## The task
Select all lines holding the word "Opieka" from the entries that follow.

## Supplied data
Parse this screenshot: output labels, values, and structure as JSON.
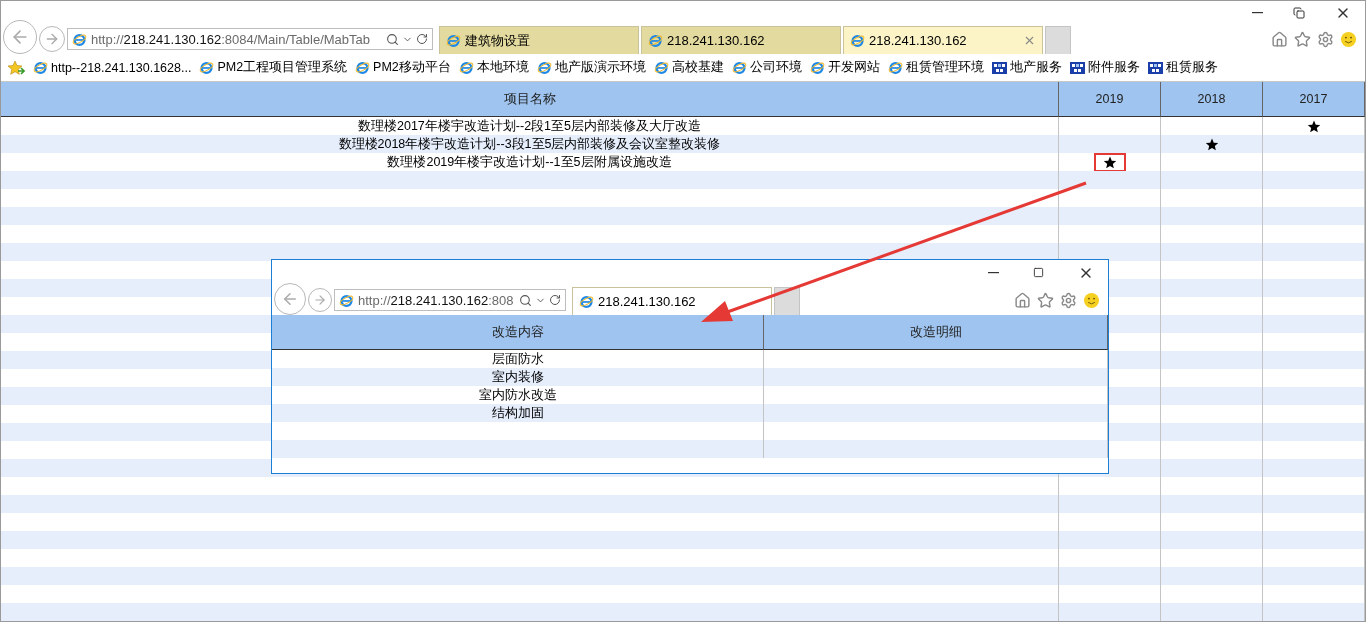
{
  "browser": {
    "address": {
      "scheme": "http://",
      "host": "218.241.130.162",
      "rest": ":8084/Main/Table/MabTab"
    },
    "tabs": [
      {
        "label": "建筑物设置",
        "selected": false
      },
      {
        "label": "218.241.130.162",
        "selected": false
      },
      {
        "label": "218.241.130.162",
        "selected": true
      }
    ],
    "favorites": [
      {
        "label": "http--218.241.130.1628...",
        "kind": "ie"
      },
      {
        "label": "PM2工程项目管理系统",
        "kind": "ie"
      },
      {
        "label": "PM2移动平台",
        "kind": "ie"
      },
      {
        "label": "本地环境",
        "kind": "ie"
      },
      {
        "label": "地产版演示环境",
        "kind": "ie"
      },
      {
        "label": "高校基建",
        "kind": "ie"
      },
      {
        "label": "公司环境",
        "kind": "ie"
      },
      {
        "label": "开发网站",
        "kind": "ie"
      },
      {
        "label": "租赁管理环境",
        "kind": "ie"
      },
      {
        "label": "地产服务",
        "kind": "app"
      },
      {
        "label": "附件服务",
        "kind": "app"
      },
      {
        "label": "租赁服务",
        "kind": "app"
      }
    ]
  },
  "table": {
    "columns": [
      "项目名称",
      "2019",
      "2018",
      "2017"
    ],
    "rows": [
      {
        "name": "数理楼2017年楼宇改造计划--2段1至5层内部装修及大厅改造",
        "cells": [
          {
            "starred": false,
            "highlighted": false
          },
          {
            "starred": false,
            "highlighted": false
          },
          {
            "starred": true,
            "highlighted": false
          }
        ]
      },
      {
        "name": "数理楼2018年楼宇改造计划--3段1至5层内部装修及会议室整改装修",
        "cells": [
          {
            "starred": false,
            "highlighted": false
          },
          {
            "starred": true,
            "highlighted": false
          },
          {
            "starred": false,
            "highlighted": false
          }
        ]
      },
      {
        "name": "数理楼2019年楼宇改造计划--1至5层附属设施改造",
        "cells": [
          {
            "starred": true,
            "highlighted": true
          },
          {
            "starred": false,
            "highlighted": false
          },
          {
            "starred": false,
            "highlighted": false
          }
        ]
      }
    ]
  },
  "popup": {
    "address": {
      "scheme": "http://",
      "host": "218.241.130.162",
      "rest": ":808"
    },
    "tab": {
      "label": "218.241.130.162",
      "selected": true
    },
    "table": {
      "columns": [
        "改造内容",
        "改造明细"
      ],
      "rows": [
        {
          "content": "层面防水"
        },
        {
          "content": "室内装修"
        },
        {
          "content": "室内防水改造"
        },
        {
          "content": "结构加固"
        }
      ]
    }
  }
}
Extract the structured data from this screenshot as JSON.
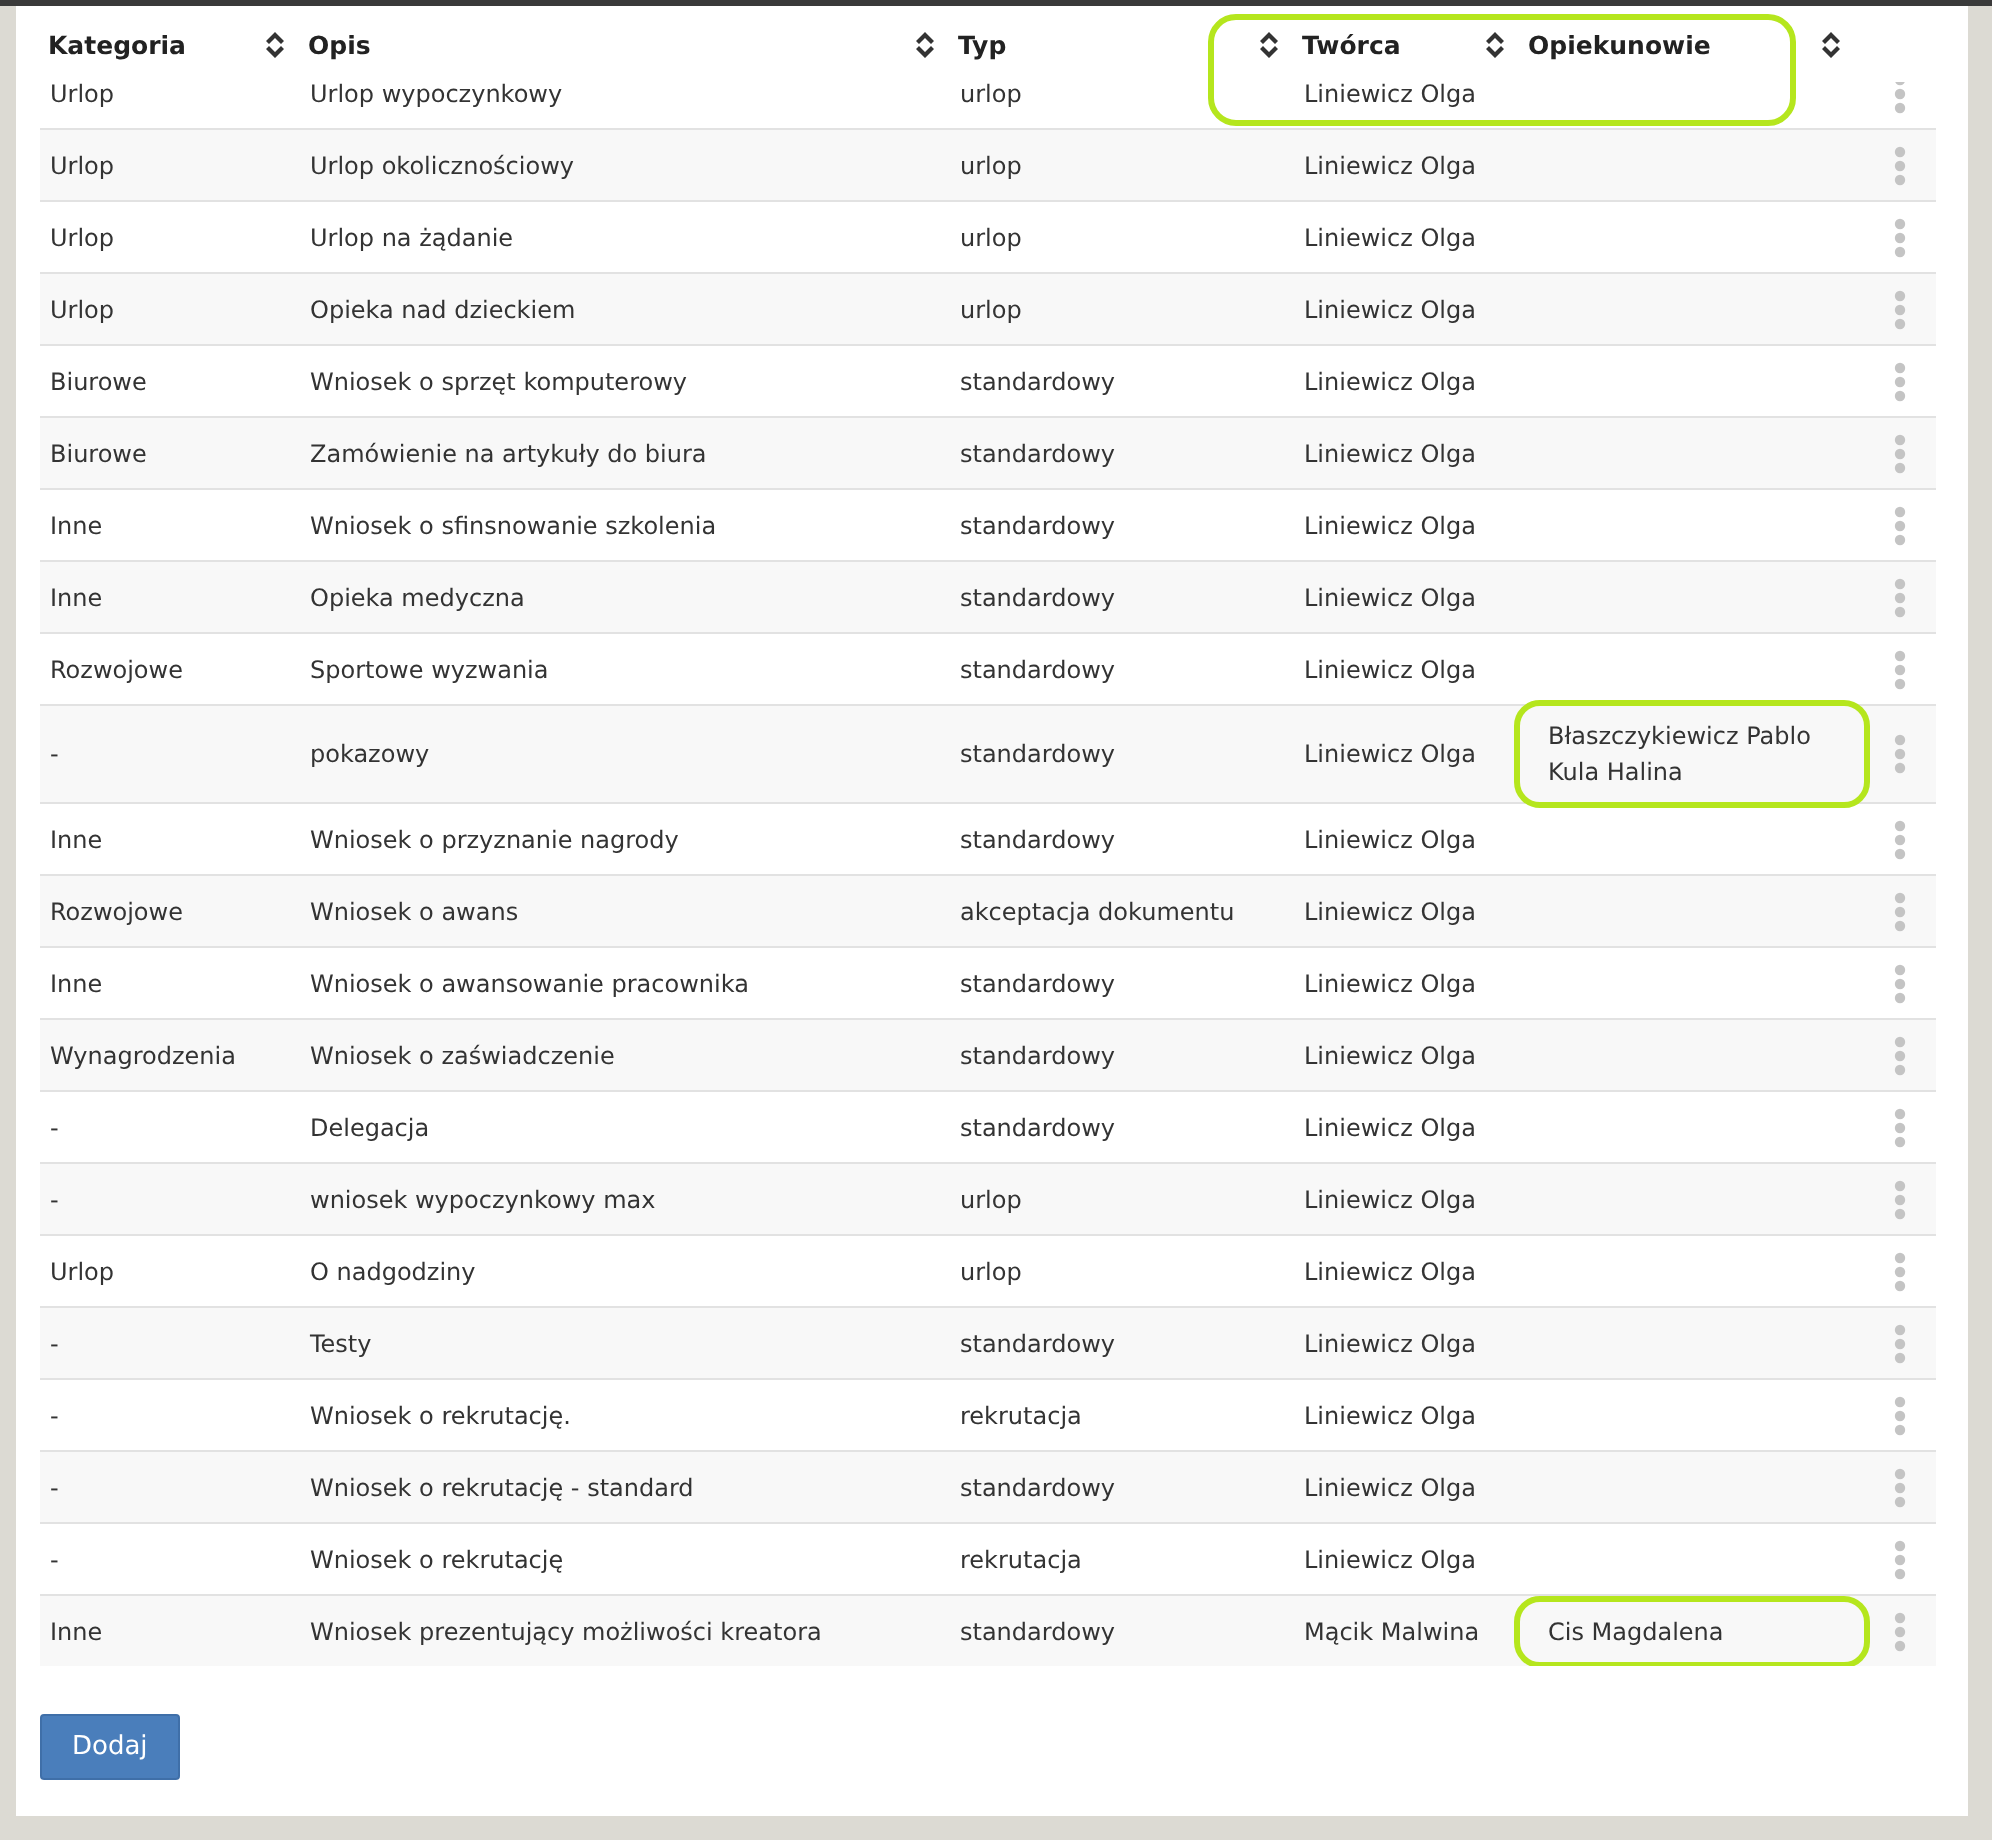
{
  "table": {
    "columns": [
      "Kategoria",
      "Opis",
      "Typ",
      "Twórca",
      "Opiekunowie"
    ],
    "rows": [
      {
        "category": "Urlop",
        "description": "Urlop wypoczynkowy",
        "type": "urlop",
        "creator": "Liniewicz Olga",
        "caretakers": []
      },
      {
        "category": "Urlop",
        "description": "Urlop okolicznościowy",
        "type": "urlop",
        "creator": "Liniewicz Olga",
        "caretakers": []
      },
      {
        "category": "Urlop",
        "description": "Urlop na żądanie",
        "type": "urlop",
        "creator": "Liniewicz Olga",
        "caretakers": []
      },
      {
        "category": "Urlop",
        "description": "Opieka nad dzieckiem",
        "type": "urlop",
        "creator": "Liniewicz Olga",
        "caretakers": []
      },
      {
        "category": "Biurowe",
        "description": "Wniosek o sprzęt komputerowy",
        "type": "standardowy",
        "creator": "Liniewicz Olga",
        "caretakers": []
      },
      {
        "category": "Biurowe",
        "description": "Zamówienie na artykuły do biura",
        "type": "standardowy",
        "creator": "Liniewicz Olga",
        "caretakers": []
      },
      {
        "category": "Inne",
        "description": "Wniosek o sfinsnowanie szkolenia",
        "type": "standardowy",
        "creator": "Liniewicz Olga",
        "caretakers": []
      },
      {
        "category": "Inne",
        "description": "Opieka medyczna",
        "type": "standardowy",
        "creator": "Liniewicz Olga",
        "caretakers": []
      },
      {
        "category": "Rozwojowe",
        "description": "Sportowe wyzwania",
        "type": "standardowy",
        "creator": "Liniewicz Olga",
        "caretakers": []
      },
      {
        "category": "-",
        "description": "pokazowy",
        "type": "standardowy",
        "creator": "Liniewicz Olga",
        "caretakers": [
          "Błaszczykiewicz Pablo",
          "Kula Halina"
        ],
        "highlighted": true
      },
      {
        "category": "Inne",
        "description": "Wniosek o przyznanie nagrody",
        "type": "standardowy",
        "creator": "Liniewicz Olga",
        "caretakers": []
      },
      {
        "category": "Rozwojowe",
        "description": "Wniosek o awans",
        "type": "akceptacja dokumentu",
        "creator": "Liniewicz Olga",
        "caretakers": []
      },
      {
        "category": "Inne",
        "description": "Wniosek o awansowanie pracownika",
        "type": "standardowy",
        "creator": "Liniewicz Olga",
        "caretakers": []
      },
      {
        "category": "Wynagrodzenia",
        "description": "Wniosek o zaświadczenie",
        "type": "standardowy",
        "creator": "Liniewicz Olga",
        "caretakers": []
      },
      {
        "category": "-",
        "description": "Delegacja",
        "type": "standardowy",
        "creator": "Liniewicz Olga",
        "caretakers": []
      },
      {
        "category": "-",
        "description": "wniosek wypoczynkowy max",
        "type": "urlop",
        "creator": "Liniewicz Olga",
        "caretakers": []
      },
      {
        "category": "Urlop",
        "description": "O nadgodziny",
        "type": "urlop",
        "creator": "Liniewicz Olga",
        "caretakers": []
      },
      {
        "category": "-",
        "description": "Testy",
        "type": "standardowy",
        "creator": "Liniewicz Olga",
        "caretakers": []
      },
      {
        "category": "-",
        "description": "Wniosek o rekrutację.",
        "type": "rekrutacja",
        "creator": "Liniewicz Olga",
        "caretakers": []
      },
      {
        "category": "-",
        "description": "Wniosek o rekrutację - standard",
        "type": "standardowy",
        "creator": "Liniewicz Olga",
        "caretakers": []
      },
      {
        "category": "-",
        "description": "Wniosek o rekrutację",
        "type": "rekrutacja",
        "creator": "Liniewicz Olga",
        "caretakers": []
      },
      {
        "category": "Inne",
        "description": "Wniosek prezentujący możliwości kreatora",
        "type": "standardowy",
        "creator": "Mącik Malwina",
        "caretakers": [
          "Cis Magdalena"
        ],
        "highlighted": true
      }
    ]
  },
  "add_button": "Dodaj"
}
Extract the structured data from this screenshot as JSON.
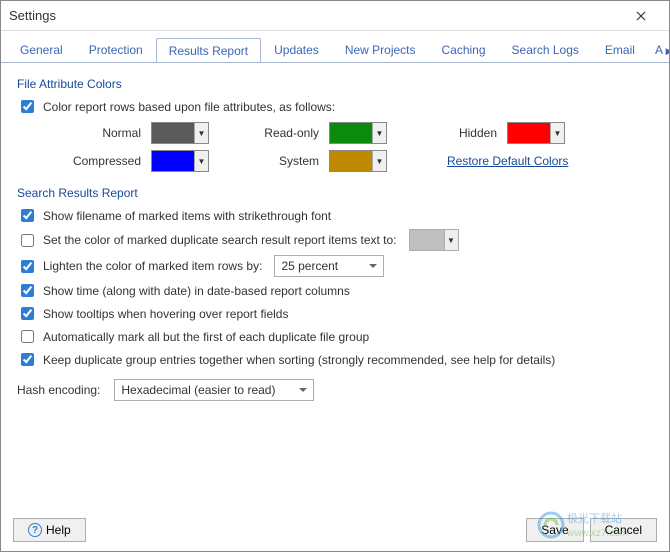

## Written answer
        "description": "Opieka nad dzieckiem",
        "description": "Opieka medyczna",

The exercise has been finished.